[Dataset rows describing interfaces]
..............................
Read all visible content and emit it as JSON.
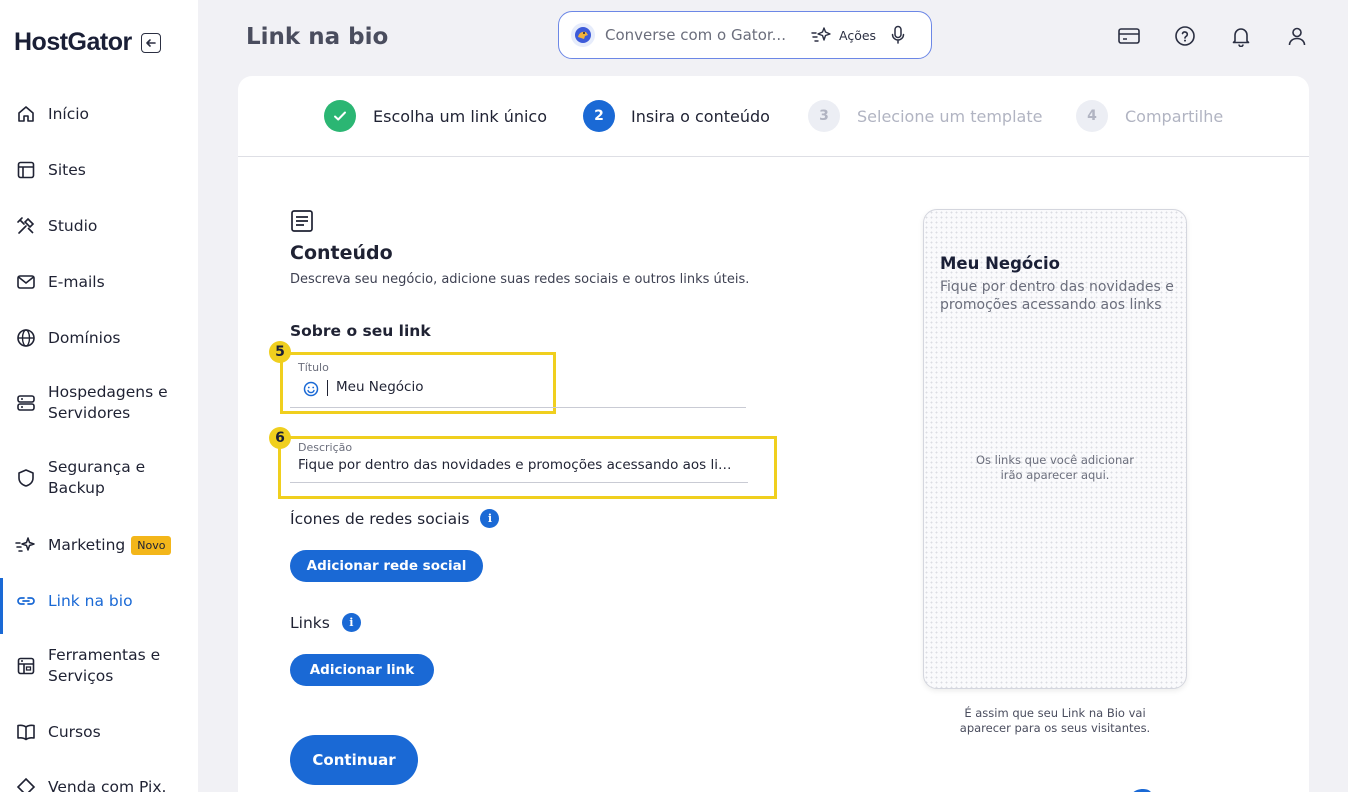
{
  "sidebar": {
    "logo": "HostGator",
    "items": [
      {
        "label": "Início",
        "icon": "home-icon"
      },
      {
        "label": "Sites",
        "icon": "layout-icon"
      },
      {
        "label": "Studio",
        "icon": "tools-icon"
      },
      {
        "label": "E-mails",
        "icon": "mail-icon"
      },
      {
        "label": "Domínios",
        "icon": "globe-icon"
      },
      {
        "label": "Hospedagens e Servidores",
        "icon": "server-icon"
      },
      {
        "label": "Segurança e Backup",
        "icon": "shield-icon"
      },
      {
        "label": "Marketing",
        "icon": "sparkle-icon",
        "badge": "Novo"
      },
      {
        "label": "Link na bio",
        "icon": "link-icon",
        "active": true
      },
      {
        "label": "Ferramentas e Serviços",
        "icon": "toolbox-icon"
      },
      {
        "label": "Cursos",
        "icon": "book-icon"
      },
      {
        "label": "Venda com Pix.",
        "icon": "pix-icon"
      }
    ]
  },
  "header": {
    "title": "Link na bio",
    "search_placeholder": "Converse com o Gator...",
    "actions_label": "Ações"
  },
  "stepper": {
    "steps": [
      {
        "number": "",
        "label": "Escolha um link único",
        "state": "done"
      },
      {
        "number": "2",
        "label": "Insira o conteúdo",
        "state": "current"
      },
      {
        "number": "3",
        "label": "Selecione um template",
        "state": "future"
      },
      {
        "number": "4",
        "label": "Compartilhe",
        "state": "future"
      }
    ]
  },
  "content": {
    "heading": "Conteúdo",
    "subtitle": "Descreva seu negócio, adicione suas redes sociais e outros links úteis.",
    "about_heading": "Sobre o seu link",
    "title_field": {
      "label": "Título",
      "value": "Meu Negócio",
      "marker": "5"
    },
    "description_field": {
      "label": "Descrição",
      "value": "Fique por dentro das novidades e promoções acessando aos links",
      "marker": "6"
    },
    "social_heading": "Ícones de redes sociais",
    "add_social_button": "Adicionar rede social",
    "links_heading": "Links",
    "add_link_button": "Adicionar link",
    "continue_button": "Continuar",
    "info_glyph": "i"
  },
  "preview": {
    "title": "Meu Negócio",
    "description": "Fique por dentro das novidades e promoções acessando aos links",
    "empty_text": "Os links que você adicionar irão aparecer aqui.",
    "caption": "É assim que seu Link na Bio vai aparecer para os seus visitantes."
  },
  "colors": {
    "primary": "#1a69d5",
    "success": "#2bb673",
    "highlight": "#f0cf1e",
    "badge": "#f3b61a"
  }
}
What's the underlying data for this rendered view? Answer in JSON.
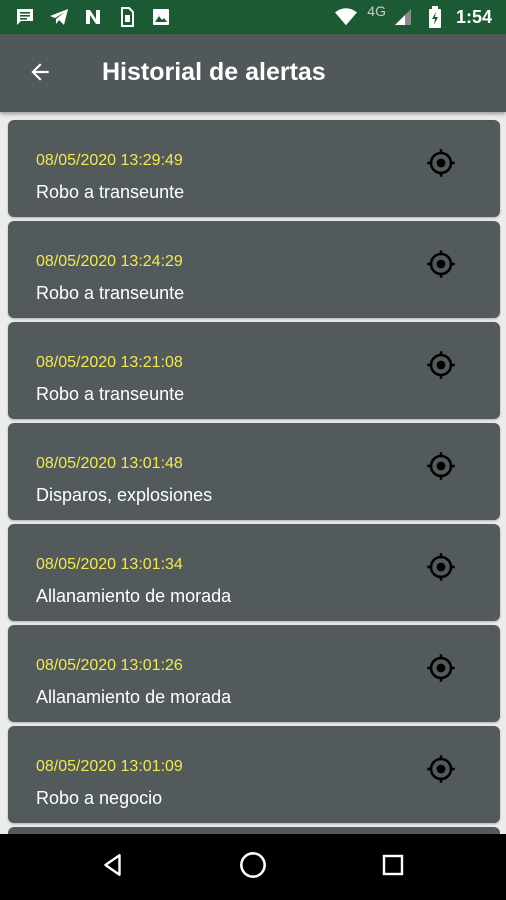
{
  "status_bar": {
    "network": "4G",
    "time": "1:54",
    "icons": [
      "message-icon",
      "telegram-icon",
      "n-app-icon",
      "sim-card-icon",
      "image-icon",
      "wifi-icon",
      "signal-icon",
      "battery-icon"
    ]
  },
  "app_bar": {
    "title": "Historial de alertas",
    "back_icon": "arrow-back-icon"
  },
  "alerts": [
    {
      "datetime": "08/05/2020 13:29:49",
      "type": "Robo a transeunte"
    },
    {
      "datetime": "08/05/2020 13:24:29",
      "type": "Robo a transeunte"
    },
    {
      "datetime": "08/05/2020 13:21:08",
      "type": "Robo a transeunte"
    },
    {
      "datetime": "08/05/2020 13:01:48",
      "type": "Disparos, explosiones"
    },
    {
      "datetime": "08/05/2020 13:01:34",
      "type": "Allanamiento de morada"
    },
    {
      "datetime": "08/05/2020 13:01:26",
      "type": "Allanamiento de morada"
    },
    {
      "datetime": "08/05/2020 13:01:09",
      "type": "Robo a negocio"
    }
  ],
  "nav_bar": {
    "icons": [
      "back-triangle-icon",
      "home-circle-icon",
      "recents-square-icon"
    ]
  },
  "colors": {
    "status_bar": "#1c5a33",
    "app_bar": "#51585a",
    "card": "#535a5c",
    "date_text": "#f2e94e",
    "background": "#ececec"
  }
}
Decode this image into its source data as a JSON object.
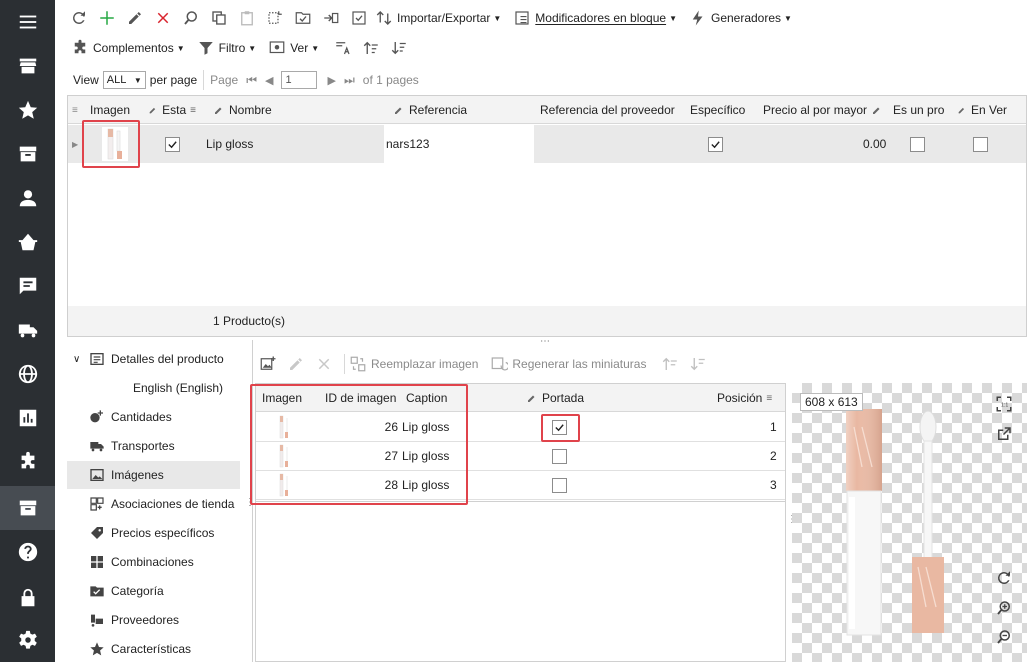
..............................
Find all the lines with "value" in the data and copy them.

      "value": "Meu Negócio",
      "value": "Fique por dentro das novidades e promoções acessando aos links",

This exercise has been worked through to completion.